▶ WHAT TO PRODUCE:
Where does the string "верно" appear? Copy every line of the entries below that holds it.

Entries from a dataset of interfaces
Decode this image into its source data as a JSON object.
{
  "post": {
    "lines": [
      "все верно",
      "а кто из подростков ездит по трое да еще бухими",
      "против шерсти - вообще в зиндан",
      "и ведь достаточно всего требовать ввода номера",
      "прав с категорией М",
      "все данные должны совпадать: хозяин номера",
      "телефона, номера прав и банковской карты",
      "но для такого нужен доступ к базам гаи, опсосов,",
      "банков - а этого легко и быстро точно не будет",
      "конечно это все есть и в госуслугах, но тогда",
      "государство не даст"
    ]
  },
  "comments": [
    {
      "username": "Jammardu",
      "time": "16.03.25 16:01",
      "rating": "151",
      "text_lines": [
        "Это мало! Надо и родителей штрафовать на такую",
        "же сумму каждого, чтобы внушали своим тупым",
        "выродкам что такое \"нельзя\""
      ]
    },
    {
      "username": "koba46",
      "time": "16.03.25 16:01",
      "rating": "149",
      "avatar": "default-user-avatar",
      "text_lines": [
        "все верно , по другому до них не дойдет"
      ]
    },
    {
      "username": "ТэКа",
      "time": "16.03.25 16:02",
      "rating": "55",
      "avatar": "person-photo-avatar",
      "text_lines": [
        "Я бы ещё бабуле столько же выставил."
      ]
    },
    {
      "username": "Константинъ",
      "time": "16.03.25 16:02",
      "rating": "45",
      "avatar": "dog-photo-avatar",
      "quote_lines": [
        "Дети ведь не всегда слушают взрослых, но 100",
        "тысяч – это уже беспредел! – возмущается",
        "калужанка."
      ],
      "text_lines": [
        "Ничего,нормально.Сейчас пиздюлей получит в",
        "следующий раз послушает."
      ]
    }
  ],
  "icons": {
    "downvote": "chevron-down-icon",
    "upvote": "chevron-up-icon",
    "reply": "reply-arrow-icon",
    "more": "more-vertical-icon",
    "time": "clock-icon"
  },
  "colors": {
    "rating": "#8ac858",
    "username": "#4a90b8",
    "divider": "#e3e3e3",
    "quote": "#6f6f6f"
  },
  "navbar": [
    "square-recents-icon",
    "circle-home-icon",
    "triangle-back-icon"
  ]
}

▶ TASK ANSWER:
      "все верно",
        "все верно , по другому до них не дойдет"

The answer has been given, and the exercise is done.